* [REQUIRED ACTION]
An identical copy of all records below is to be written out.

* [INPUT DATA]
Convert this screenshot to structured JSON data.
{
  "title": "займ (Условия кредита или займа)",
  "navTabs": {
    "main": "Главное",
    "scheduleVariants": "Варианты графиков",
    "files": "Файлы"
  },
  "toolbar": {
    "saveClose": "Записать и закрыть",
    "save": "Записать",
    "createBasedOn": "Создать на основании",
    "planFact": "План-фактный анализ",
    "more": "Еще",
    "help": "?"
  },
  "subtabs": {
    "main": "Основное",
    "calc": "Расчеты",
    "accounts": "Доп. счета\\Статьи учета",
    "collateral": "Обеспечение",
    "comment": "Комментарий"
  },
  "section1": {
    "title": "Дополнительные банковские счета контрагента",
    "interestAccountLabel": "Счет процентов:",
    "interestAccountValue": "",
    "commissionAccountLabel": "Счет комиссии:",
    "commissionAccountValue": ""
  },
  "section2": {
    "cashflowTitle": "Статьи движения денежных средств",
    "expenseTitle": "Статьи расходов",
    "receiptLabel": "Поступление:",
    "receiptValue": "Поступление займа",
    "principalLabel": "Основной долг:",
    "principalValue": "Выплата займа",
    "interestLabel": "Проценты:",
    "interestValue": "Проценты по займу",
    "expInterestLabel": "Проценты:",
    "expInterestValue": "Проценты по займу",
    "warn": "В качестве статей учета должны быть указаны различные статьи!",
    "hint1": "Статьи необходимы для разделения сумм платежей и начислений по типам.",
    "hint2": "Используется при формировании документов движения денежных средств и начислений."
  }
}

* [ANSWER AREA]
Convert this screenshot to structured JSON data.
{
  "title": "займ (Условия кредита или займа)",
  "navTabs": {
    "main": "Главное",
    "scheduleVariants": "Варианты графиков",
    "files": "Файлы"
  },
  "toolbar": {
    "saveClose": "Записать и закрыть",
    "save": "Записать",
    "createBasedOn": "Создать на основании",
    "planFact": "План-фактный анализ",
    "more": "Еще",
    "help": "?"
  },
  "subtabs": {
    "main": "Основное",
    "calc": "Расчеты",
    "accounts": "Доп. счета\\Статьи учета",
    "collateral": "Обеспечение",
    "comment": "Комментарий"
  },
  "section1": {
    "title": "Дополнительные банковские счета контрагента",
    "interestAccountLabel": "Счет процентов:",
    "interestAccountValue": "",
    "commissionAccountLabel": "Счет комиссии:",
    "commissionAccountValue": ""
  },
  "section2": {
    "cashflowTitle": "Статьи движения денежных средств",
    "expenseTitle": "Статьи расходов",
    "receiptLabel": "Поступление:",
    "receiptValue": "Поступление займа",
    "principalLabel": "Основной долг:",
    "principalValue": "Выплата займа",
    "interestLabel": "Проценты:",
    "interestValue": "Проценты по займу",
    "expInterestLabel": "Проценты:",
    "expInterestValue": "Проценты по займу",
    "warn": "В качестве статей учета должны быть указаны различные статьи!",
    "hint1": "Статьи необходимы для разделения сумм платежей и начислений по типам.",
    "hint2": "Используется при формировании документов движения денежных средств и начислений."
  }
}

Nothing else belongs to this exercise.